Hprt mutant frequency and p53 gene status in mice chronically exposed by inhalation to benzene

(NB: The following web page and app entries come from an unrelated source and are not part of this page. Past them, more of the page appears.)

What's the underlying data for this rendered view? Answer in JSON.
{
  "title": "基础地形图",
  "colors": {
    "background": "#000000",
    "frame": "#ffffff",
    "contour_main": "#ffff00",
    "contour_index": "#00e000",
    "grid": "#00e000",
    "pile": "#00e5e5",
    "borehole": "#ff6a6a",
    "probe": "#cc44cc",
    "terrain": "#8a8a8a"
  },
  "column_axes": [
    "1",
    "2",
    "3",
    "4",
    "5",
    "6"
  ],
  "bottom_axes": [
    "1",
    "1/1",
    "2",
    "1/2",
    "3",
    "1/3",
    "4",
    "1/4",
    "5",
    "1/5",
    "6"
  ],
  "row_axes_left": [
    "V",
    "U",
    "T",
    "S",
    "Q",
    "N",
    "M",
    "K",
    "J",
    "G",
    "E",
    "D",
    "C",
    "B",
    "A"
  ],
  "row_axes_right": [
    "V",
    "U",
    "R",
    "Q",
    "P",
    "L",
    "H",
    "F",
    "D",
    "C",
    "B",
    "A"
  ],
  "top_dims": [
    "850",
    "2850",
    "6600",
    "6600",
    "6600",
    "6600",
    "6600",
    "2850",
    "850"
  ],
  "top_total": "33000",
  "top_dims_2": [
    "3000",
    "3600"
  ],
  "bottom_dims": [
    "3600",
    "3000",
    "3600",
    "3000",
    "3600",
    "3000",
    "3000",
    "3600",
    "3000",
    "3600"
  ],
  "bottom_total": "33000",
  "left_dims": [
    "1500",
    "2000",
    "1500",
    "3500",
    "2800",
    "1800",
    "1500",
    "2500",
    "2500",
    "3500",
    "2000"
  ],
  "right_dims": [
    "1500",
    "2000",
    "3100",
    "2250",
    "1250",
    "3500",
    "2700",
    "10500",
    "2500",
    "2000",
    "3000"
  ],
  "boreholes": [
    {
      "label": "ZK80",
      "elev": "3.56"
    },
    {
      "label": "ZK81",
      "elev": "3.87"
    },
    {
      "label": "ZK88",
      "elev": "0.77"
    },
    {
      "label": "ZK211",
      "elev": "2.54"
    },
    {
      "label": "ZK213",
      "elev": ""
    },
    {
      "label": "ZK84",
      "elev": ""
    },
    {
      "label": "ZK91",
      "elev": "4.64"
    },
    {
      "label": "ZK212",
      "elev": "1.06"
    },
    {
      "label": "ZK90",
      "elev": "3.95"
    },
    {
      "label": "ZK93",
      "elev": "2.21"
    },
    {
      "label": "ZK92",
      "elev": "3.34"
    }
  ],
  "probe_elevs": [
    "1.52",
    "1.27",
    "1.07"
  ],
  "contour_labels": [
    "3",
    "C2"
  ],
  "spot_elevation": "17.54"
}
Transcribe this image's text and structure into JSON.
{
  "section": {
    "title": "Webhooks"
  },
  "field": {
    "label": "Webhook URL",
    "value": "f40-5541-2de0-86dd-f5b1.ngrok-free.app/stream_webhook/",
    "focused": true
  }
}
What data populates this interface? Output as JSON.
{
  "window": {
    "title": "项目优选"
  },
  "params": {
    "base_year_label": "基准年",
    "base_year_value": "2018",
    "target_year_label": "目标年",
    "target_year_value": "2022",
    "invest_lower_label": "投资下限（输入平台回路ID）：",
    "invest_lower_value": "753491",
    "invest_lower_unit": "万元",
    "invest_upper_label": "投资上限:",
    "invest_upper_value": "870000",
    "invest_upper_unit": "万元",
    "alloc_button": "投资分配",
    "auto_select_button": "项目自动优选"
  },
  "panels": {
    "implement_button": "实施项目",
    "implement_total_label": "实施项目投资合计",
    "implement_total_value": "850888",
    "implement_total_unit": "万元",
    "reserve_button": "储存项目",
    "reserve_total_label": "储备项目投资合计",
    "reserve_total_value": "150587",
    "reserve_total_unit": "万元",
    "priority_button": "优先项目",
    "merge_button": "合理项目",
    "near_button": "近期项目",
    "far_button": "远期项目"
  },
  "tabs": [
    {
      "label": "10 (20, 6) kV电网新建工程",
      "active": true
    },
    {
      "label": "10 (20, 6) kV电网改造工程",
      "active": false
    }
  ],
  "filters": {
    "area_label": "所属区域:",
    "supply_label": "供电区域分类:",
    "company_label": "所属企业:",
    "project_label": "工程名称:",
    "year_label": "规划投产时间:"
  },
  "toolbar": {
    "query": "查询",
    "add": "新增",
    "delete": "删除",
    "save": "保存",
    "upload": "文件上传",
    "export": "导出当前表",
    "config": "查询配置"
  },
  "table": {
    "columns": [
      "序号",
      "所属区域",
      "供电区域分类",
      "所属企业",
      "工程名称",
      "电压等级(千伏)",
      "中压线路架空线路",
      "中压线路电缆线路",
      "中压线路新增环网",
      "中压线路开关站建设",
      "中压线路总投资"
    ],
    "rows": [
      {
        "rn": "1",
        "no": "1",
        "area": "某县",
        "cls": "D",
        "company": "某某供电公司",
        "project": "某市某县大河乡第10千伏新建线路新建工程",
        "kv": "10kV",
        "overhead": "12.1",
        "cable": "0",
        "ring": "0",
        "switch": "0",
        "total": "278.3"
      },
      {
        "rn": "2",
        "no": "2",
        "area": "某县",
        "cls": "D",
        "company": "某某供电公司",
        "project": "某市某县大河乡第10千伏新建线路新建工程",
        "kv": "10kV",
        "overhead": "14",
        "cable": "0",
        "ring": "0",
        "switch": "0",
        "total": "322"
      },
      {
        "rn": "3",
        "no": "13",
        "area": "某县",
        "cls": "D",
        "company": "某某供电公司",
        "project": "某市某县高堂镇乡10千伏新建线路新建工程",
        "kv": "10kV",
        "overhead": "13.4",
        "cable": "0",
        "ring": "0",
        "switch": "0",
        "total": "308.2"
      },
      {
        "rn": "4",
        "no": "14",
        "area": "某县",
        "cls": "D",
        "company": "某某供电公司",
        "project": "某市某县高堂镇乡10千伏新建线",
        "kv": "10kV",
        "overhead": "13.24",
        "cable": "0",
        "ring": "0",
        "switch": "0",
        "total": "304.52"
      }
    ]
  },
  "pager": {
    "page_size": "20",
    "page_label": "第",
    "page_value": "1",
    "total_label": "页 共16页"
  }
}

Hprt mutant frequency and p53 gene status were assessed in wild-type and p53 heterozygous (p53+/−) mice exposed chronically by inhalation to benzene. Benzene exposures to 100ppm for 6h on Monday–Friday, 100ppm for 10h on Monday–Wednesday–Friday, or 200ppm for 5h on Monday–Wednesday–Friday yielded the same total exposures (concentration×time) of 3000ppm×h/week. Hprt mutations in splenic T-lymphocytes were significantly increased in all benzene groups, ranging from 3.8- to 8.0-fold greater than control values. Wild-type and p53+/− mice were equally susceptible to benzene mutagenesis. Hprt wild-type and mutant isolates from control and exposed animals were examined for TCR gene rearrangements (as markers of in vivo clonality) and for loss of p53 wild-type or mutant alleles. Moderate clonal amplifications were observed among the Hprt mutant but not Hprt wild-type isolates but was not sufficient to account for the increases in Hprt mutant frequencies. Most isolates, whether Hprt wild-type or mutant, retained both p53 alleles in the benzene-exposed p53+/− animals (54% and 63%, respectively, for the Hprt wild-type and mutants). However, 37% of the Hprt wild-type isolates and 46% of the Hprt mutant isolates lost the p53 mutant allele. Only a small percentage of either type of isolate lost the p53 wild-type allele, and this was always in isolates that that previously lost the p53 mutant allele. Loss of the p53 mutant allele was independent of benzene exposure, Hprt status, or 6-thioguanine selection. These findings contrast with the p53 status of thymic lymphomas that had preferentially lost the wild-type p53 allele in some of these same mice. Possible reasons for loss of the mutant p53 allele in the Hprt mutant and wild-type isolates are discussed.